**PROBLEM TO SOLVE**
For the listing below, work out the number of lines that hold "Management" and return that number alone.

**DATASET CONTENT**

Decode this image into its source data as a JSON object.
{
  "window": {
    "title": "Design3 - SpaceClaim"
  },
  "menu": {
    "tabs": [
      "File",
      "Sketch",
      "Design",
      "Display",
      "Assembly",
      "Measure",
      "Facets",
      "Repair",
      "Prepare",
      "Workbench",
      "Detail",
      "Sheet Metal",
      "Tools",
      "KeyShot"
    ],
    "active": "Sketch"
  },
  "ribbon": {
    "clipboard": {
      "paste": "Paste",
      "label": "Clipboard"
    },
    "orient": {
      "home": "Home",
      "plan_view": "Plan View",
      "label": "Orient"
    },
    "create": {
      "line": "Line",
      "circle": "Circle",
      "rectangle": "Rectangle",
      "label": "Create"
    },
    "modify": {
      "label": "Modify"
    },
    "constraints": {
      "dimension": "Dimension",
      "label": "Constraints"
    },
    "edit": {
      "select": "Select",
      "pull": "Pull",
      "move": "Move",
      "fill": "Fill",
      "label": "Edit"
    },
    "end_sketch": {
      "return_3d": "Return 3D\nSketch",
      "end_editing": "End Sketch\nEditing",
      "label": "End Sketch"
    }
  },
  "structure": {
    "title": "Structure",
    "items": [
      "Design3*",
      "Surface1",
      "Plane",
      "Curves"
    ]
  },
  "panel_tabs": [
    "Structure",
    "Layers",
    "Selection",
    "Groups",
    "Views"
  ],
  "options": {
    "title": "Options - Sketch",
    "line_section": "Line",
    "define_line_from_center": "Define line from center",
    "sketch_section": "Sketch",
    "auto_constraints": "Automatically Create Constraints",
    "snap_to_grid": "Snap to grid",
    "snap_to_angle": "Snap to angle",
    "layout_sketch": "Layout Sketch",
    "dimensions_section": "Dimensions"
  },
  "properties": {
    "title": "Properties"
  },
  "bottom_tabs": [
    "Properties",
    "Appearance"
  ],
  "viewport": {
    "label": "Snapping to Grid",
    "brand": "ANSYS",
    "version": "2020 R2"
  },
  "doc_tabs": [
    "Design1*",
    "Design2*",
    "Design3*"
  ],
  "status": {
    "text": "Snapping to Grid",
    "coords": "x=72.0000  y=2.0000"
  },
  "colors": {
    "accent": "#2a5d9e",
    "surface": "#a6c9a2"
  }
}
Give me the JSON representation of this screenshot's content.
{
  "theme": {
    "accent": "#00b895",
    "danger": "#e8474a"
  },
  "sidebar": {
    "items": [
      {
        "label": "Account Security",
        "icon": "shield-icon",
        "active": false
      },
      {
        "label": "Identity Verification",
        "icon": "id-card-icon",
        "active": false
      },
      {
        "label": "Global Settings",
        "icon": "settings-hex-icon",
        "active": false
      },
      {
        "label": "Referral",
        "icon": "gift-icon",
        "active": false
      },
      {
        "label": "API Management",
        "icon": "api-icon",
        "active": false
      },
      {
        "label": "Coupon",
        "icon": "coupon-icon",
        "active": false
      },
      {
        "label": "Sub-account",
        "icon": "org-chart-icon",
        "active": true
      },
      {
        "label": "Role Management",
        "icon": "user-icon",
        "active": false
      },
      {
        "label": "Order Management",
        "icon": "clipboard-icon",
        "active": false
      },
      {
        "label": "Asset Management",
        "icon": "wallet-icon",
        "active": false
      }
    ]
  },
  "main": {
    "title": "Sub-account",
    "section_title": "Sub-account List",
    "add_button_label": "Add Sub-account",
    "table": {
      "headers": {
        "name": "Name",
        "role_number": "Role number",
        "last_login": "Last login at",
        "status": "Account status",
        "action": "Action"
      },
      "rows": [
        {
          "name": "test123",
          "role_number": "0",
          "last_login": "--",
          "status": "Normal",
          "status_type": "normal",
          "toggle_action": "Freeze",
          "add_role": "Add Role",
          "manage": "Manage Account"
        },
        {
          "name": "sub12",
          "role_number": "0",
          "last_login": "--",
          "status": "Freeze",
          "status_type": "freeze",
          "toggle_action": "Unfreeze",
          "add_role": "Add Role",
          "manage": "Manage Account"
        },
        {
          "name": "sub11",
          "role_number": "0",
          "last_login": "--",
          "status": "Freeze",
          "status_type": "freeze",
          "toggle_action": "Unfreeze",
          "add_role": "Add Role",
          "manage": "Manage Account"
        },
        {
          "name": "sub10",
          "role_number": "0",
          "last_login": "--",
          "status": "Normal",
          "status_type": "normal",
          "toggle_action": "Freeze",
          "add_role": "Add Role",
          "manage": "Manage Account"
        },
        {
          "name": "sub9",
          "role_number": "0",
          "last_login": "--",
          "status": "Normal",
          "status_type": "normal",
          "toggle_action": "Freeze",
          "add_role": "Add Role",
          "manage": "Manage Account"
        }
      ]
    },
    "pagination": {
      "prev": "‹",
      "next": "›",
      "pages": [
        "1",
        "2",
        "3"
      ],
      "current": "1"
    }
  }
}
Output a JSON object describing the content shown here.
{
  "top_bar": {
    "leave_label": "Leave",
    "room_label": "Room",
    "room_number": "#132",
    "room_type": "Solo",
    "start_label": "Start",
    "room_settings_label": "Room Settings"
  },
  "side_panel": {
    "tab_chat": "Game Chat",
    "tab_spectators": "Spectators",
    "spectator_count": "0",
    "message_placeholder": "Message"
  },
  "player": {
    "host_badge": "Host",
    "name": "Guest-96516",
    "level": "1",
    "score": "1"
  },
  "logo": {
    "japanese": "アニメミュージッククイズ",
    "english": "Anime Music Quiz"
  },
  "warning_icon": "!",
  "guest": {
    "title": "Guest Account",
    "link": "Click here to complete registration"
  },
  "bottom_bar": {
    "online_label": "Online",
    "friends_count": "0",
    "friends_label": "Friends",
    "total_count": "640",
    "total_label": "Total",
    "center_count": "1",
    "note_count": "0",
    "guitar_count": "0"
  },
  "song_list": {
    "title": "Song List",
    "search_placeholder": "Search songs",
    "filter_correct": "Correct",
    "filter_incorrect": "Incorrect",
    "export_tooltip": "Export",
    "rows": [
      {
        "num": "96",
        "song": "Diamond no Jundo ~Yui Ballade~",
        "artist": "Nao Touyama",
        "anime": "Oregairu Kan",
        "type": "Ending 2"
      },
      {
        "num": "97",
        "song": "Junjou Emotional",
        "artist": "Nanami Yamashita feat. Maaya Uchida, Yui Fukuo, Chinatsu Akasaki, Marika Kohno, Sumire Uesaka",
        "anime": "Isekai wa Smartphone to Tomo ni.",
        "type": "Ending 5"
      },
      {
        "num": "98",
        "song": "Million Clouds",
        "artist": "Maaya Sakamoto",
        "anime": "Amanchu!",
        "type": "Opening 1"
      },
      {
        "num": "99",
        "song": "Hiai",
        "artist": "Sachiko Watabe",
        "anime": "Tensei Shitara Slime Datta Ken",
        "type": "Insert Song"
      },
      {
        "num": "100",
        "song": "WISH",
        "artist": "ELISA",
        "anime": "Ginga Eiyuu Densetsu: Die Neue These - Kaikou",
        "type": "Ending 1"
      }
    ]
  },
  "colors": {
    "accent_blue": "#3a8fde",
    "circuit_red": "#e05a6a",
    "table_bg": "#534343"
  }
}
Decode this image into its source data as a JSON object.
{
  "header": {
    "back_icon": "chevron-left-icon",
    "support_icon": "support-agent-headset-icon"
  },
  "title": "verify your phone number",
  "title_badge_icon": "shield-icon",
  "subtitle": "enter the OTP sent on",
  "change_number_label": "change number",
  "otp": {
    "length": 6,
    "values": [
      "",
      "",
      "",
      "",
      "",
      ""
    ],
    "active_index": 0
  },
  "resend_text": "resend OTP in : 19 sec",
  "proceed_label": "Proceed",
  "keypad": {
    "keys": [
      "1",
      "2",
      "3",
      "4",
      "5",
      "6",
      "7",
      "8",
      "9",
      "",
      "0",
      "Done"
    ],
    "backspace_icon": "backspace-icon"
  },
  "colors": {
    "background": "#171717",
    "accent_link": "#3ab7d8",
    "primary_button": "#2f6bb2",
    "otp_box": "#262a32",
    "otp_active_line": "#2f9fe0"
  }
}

**EXERCISE OUTPUT**
4